=== Stored items ===
┄┄┄┄┄┄┄┄┄┄┄┄┄┄┄┄┄┄┄┄

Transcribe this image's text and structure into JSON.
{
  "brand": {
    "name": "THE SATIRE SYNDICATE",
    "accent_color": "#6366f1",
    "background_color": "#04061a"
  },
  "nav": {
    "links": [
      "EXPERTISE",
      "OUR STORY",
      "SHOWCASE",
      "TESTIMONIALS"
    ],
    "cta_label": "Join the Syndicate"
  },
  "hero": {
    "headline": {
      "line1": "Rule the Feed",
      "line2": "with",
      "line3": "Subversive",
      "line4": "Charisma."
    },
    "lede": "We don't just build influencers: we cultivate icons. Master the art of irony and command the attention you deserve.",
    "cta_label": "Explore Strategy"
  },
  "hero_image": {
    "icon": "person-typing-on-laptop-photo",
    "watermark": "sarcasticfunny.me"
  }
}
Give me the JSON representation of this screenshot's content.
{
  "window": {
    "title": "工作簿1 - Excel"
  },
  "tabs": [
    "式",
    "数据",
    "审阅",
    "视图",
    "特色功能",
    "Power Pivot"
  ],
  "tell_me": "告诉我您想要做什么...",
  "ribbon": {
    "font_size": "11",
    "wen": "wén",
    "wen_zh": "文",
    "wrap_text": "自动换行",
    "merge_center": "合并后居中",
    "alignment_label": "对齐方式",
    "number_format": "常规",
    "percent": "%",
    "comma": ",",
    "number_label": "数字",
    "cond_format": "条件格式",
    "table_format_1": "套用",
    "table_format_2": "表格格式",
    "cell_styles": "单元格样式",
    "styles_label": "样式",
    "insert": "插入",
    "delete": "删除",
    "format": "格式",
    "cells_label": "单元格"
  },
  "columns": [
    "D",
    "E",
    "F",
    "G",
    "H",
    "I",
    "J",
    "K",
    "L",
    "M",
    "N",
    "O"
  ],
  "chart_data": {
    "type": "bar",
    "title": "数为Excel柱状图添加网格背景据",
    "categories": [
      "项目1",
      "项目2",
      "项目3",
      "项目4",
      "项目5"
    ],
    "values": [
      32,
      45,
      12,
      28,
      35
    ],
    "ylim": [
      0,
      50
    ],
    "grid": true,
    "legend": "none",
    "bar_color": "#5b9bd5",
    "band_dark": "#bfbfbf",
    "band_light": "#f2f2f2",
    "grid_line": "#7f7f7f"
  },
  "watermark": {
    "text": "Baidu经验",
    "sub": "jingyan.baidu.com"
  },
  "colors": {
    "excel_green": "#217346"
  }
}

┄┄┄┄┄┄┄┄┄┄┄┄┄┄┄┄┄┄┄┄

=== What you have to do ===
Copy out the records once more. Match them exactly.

=== Result of this task ===
Transcribe this image's text and structure into JSON.
{
  "brand": {
    "name": "THE SATIRE SYNDICATE",
    "accent_color": "#6366f1",
    "background_color": "#04061a"
  },
  "nav": {
    "links": [
      "EXPERTISE",
      "OUR STORY",
      "SHOWCASE",
      "TESTIMONIALS"
    ],
    "cta_label": "Join the Syndicate"
  },
  "hero": {
    "headline": {
      "line1": "Rule the Feed",
      "line2": "with",
      "line3": "Subversive",
      "line4": "Charisma."
    },
    "lede": "We don't just build influencers: we cultivate icons. Master the art of irony and command the attention you deserve.",
    "cta_label": "Explore Strategy"
  },
  "hero_image": {
    "icon": "person-typing-on-laptop-photo",
    "watermark": "sarcasticfunny.me"
  }
}
Give me the JSON representation of this screenshot's content.
{
  "window": {
    "title": "工作簿1 - Excel"
  },
  "tabs": [
    "式",
    "数据",
    "审阅",
    "视图",
    "特色功能",
    "Power Pivot"
  ],
  "tell_me": "告诉我您想要做什么...",
  "ribbon": {
    "font_size": "11",
    "wen": "wén",
    "wen_zh": "文",
    "wrap_text": "自动换行",
    "merge_center": "合并后居中",
    "alignment_label": "对齐方式",
    "number_format": "常规",
    "percent": "%",
    "comma": ",",
    "number_label": "数字",
    "cond_format": "条件格式",
    "table_format_1": "套用",
    "table_format_2": "表格格式",
    "cell_styles": "单元格样式",
    "styles_label": "样式",
    "insert": "插入",
    "delete": "删除",
    "format": "格式",
    "cells_label": "单元格"
  },
  "columns": [
    "D",
    "E",
    "F",
    "G",
    "H",
    "I",
    "J",
    "K",
    "L",
    "M",
    "N",
    "O"
  ],
  "chart_data": {
    "type": "bar",
    "title": "数为Excel柱状图添加网格背景据",
    "categories": [
      "项目1",
      "项目2",
      "项目3",
      "项目4",
      "项目5"
    ],
    "values": [
      32,
      45,
      12,
      28,
      35
    ],
    "ylim": [
      0,
      50
    ],
    "grid": true,
    "legend": "none",
    "bar_color": "#5b9bd5",
    "band_dark": "#bfbfbf",
    "band_light": "#f2f2f2",
    "grid_line": "#7f7f7f"
  },
  "watermark": {
    "text": "Baidu经验",
    "sub": "jingyan.baidu.com"
  },
  "colors": {
    "excel_green": "#217346"
  }
}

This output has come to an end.